[Data extracted from a collection]
Segment Open
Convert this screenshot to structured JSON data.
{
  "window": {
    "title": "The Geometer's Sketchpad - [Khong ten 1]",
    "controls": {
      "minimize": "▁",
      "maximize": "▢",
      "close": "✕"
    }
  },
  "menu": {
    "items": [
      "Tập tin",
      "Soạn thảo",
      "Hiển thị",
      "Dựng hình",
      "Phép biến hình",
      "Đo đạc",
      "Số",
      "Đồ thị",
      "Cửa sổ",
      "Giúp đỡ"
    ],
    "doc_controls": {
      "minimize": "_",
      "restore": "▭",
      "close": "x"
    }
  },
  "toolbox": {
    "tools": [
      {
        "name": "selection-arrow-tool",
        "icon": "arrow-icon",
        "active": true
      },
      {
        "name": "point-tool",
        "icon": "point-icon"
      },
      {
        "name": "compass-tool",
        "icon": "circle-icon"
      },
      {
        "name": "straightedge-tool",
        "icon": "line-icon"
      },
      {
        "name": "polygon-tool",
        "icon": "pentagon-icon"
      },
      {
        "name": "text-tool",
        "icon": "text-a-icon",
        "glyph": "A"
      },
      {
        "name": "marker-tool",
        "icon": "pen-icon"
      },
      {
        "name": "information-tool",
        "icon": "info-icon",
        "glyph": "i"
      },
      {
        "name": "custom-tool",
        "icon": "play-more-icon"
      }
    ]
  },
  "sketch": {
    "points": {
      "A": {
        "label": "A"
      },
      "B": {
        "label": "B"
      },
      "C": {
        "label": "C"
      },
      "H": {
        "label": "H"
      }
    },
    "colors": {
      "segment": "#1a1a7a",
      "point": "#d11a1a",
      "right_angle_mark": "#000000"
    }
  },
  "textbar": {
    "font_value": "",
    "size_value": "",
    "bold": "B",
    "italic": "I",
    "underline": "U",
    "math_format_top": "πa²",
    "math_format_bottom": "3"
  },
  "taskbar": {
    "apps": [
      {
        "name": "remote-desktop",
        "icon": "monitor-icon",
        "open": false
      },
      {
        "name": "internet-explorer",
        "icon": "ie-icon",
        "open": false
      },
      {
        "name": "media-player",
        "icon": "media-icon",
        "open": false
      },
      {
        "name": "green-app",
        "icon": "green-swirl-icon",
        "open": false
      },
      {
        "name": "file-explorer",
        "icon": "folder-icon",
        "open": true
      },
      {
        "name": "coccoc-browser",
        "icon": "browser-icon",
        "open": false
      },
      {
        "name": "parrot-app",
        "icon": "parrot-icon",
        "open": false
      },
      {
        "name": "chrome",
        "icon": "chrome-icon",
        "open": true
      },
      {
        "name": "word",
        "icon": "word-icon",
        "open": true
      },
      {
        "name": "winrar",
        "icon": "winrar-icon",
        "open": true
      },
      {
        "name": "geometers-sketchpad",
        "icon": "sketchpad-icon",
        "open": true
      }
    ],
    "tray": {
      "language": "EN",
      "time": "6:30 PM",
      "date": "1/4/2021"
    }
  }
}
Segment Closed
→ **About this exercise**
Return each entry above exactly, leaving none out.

→ **Answer**
Convert this screenshot to structured JSON data.
{
  "window": {
    "title": "The Geometer's Sketchpad - [Khong ten 1]",
    "controls": {
      "minimize": "▁",
      "maximize": "▢",
      "close": "✕"
    }
  },
  "menu": {
    "items": [
      "Tập tin",
      "Soạn thảo",
      "Hiển thị",
      "Dựng hình",
      "Phép biến hình",
      "Đo đạc",
      "Số",
      "Đồ thị",
      "Cửa sổ",
      "Giúp đỡ"
    ],
    "doc_controls": {
      "minimize": "_",
      "restore": "▭",
      "close": "x"
    }
  },
  "toolbox": {
    "tools": [
      {
        "name": "selection-arrow-tool",
        "icon": "arrow-icon",
        "active": true
      },
      {
        "name": "point-tool",
        "icon": "point-icon"
      },
      {
        "name": "compass-tool",
        "icon": "circle-icon"
      },
      {
        "name": "straightedge-tool",
        "icon": "line-icon"
      },
      {
        "name": "polygon-tool",
        "icon": "pentagon-icon"
      },
      {
        "name": "text-tool",
        "icon": "text-a-icon",
        "glyph": "A"
      },
      {
        "name": "marker-tool",
        "icon": "pen-icon"
      },
      {
        "name": "information-tool",
        "icon": "info-icon",
        "glyph": "i"
      },
      {
        "name": "custom-tool",
        "icon": "play-more-icon"
      }
    ]
  },
  "sketch": {
    "points": {
      "A": {
        "label": "A"
      },
      "B": {
        "label": "B"
      },
      "C": {
        "label": "C"
      },
      "H": {
        "label": "H"
      }
    },
    "colors": {
      "segment": "#1a1a7a",
      "point": "#d11a1a",
      "right_angle_mark": "#000000"
    }
  },
  "textbar": {
    "font_value": "",
    "size_value": "",
    "bold": "B",
    "italic": "I",
    "underline": "U",
    "math_format_top": "πa²",
    "math_format_bottom": "3"
  },
  "taskbar": {
    "apps": [
      {
        "name": "remote-desktop",
        "icon": "monitor-icon",
        "open": false
      },
      {
        "name": "internet-explorer",
        "icon": "ie-icon",
        "open": false
      },
      {
        "name": "media-player",
        "icon": "media-icon",
        "open": false
      },
      {
        "name": "green-app",
        "icon": "green-swirl-icon",
        "open": false
      },
      {
        "name": "file-explorer",
        "icon": "folder-icon",
        "open": true
      },
      {
        "name": "coccoc-browser",
        "icon": "browser-icon",
        "open": false
      },
      {
        "name": "parrot-app",
        "icon": "parrot-icon",
        "open": false
      },
      {
        "name": "chrome",
        "icon": "chrome-icon",
        "open": true
      },
      {
        "name": "word",
        "icon": "word-icon",
        "open": true
      },
      {
        "name": "winrar",
        "icon": "winrar-icon",
        "open": true
      },
      {
        "name": "geometers-sketchpad",
        "icon": "sketchpad-icon",
        "open": true
      }
    ],
    "tray": {
      "language": "EN",
      "time": "6:30 PM",
      "date": "1/4/2021"
    }
  }
}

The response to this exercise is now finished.